The numbers of people diagnosed with alcoholic liver disease has quadrupled in the Western Isles and doubled in the Highlands.
Alcoholic liver disease rose over the last decade
The information was released to the Scottish Tories in response to a parliamentary question.
Conservative health spokeswoman Mary Scanlon said more had to be done to warn people of the dangers of drink.
NHS Highland said tackling alcohol-related illnesses was a top public health priority.
Ms Scanlon accused NHS Highland of cutting funding for alcohol counselling.
She described the figures as "alarming and absolutely shocking", adding: "I had no idea it had tripled in the Highlands and quadrupled in the Western Isles.
"I think people will be absolutely shocked by the extent of the problem."
Eric Baijal, director of public health for NHS Highland, said the authority was an "active partner" in the multi-agency Highland Drug and Alcohol Action Team.
He added: "A key priority is to engage young people and wider communities so that they are taking informed choices.
"This is being taken forward through a prevention and education sub-group which has overseen the development of a more consistent framework for education work in schools and community settings."

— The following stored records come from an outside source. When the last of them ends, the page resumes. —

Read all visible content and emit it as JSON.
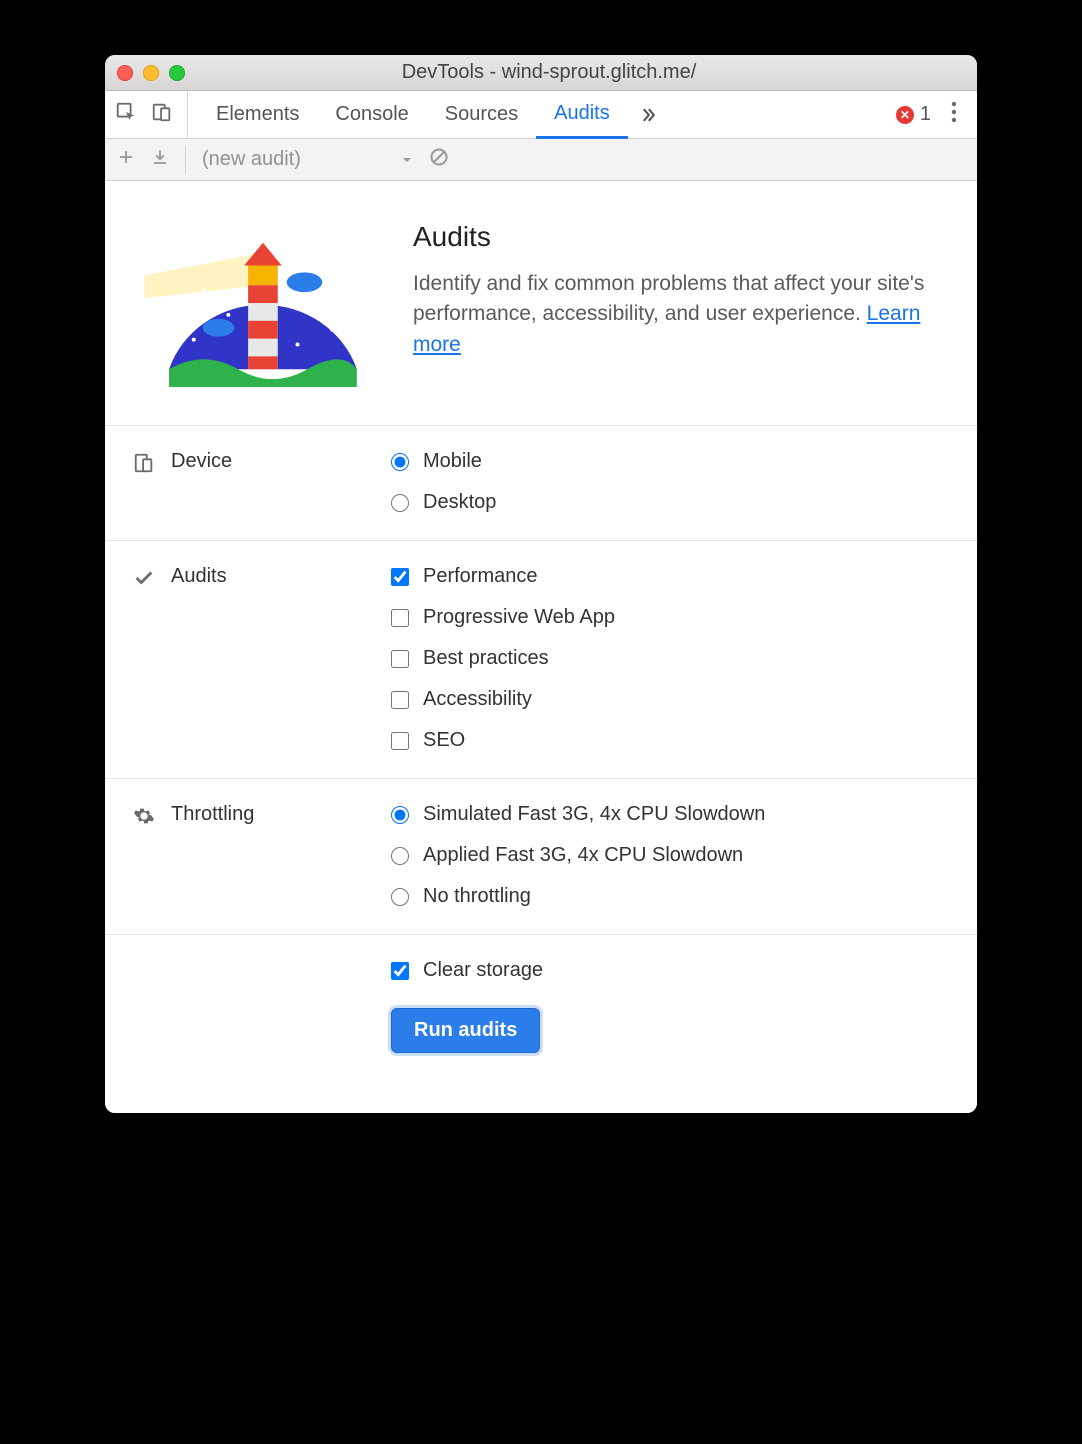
{
  "window": {
    "title": "DevTools - wind-sprout.glitch.me/"
  },
  "tabs": {
    "items": [
      "Elements",
      "Console",
      "Sources",
      "Audits"
    ],
    "active": "Audits",
    "error_count": "1"
  },
  "subbar": {
    "audit_label": "(new audit)"
  },
  "intro": {
    "heading": "Audits",
    "body": "Identify and fix common problems that affect your site's performance, accessibility, and user experience. ",
    "link_text": "Learn more"
  },
  "sections": {
    "device": {
      "label": "Device",
      "options": [
        {
          "label": "Mobile",
          "checked": true
        },
        {
          "label": "Desktop",
          "checked": false
        }
      ]
    },
    "audits": {
      "label": "Audits",
      "options": [
        {
          "label": "Performance",
          "checked": true
        },
        {
          "label": "Progressive Web App",
          "checked": false
        },
        {
          "label": "Best practices",
          "checked": false
        },
        {
          "label": "Accessibility",
          "checked": false
        },
        {
          "label": "SEO",
          "checked": false
        }
      ]
    },
    "throttling": {
      "label": "Throttling",
      "options": [
        {
          "label": "Simulated Fast 3G, 4x CPU Slowdown",
          "checked": true
        },
        {
          "label": "Applied Fast 3G, 4x CPU Slowdown",
          "checked": false
        },
        {
          "label": "No throttling",
          "checked": false
        }
      ]
    }
  },
  "footer": {
    "clear_storage_label": "Clear storage",
    "clear_storage_checked": true,
    "run_label": "Run audits"
  }
}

Comhairle nan Eilean Siar councillor, Neil Campbell, said the figures were a cause for "grave concern" for the whole community and he hoped the issues could be given greater priority.
NHS Western Isles director of public health, Dr Sheila Scott, said: "We are obviously aware of the local and national figures and I am extremely keen that we address these issues.
"The very small numbers 10 years ago may have reflected reluctance to have alcohol-related death recorded as such - so some of the apparent increase may be due to better recording today."
The number of Scots diagnosed with alcoholic liver disease had doubled from 1,731 in 1996 to 3,541 last year.
Health Secretary Nicola Sturgeon has called for a united approach in changing attitudes to alcohol.
The figures covered acute hospital in-patients only and statisticians warned that not all hospitals may record alcohol misuse in the same way.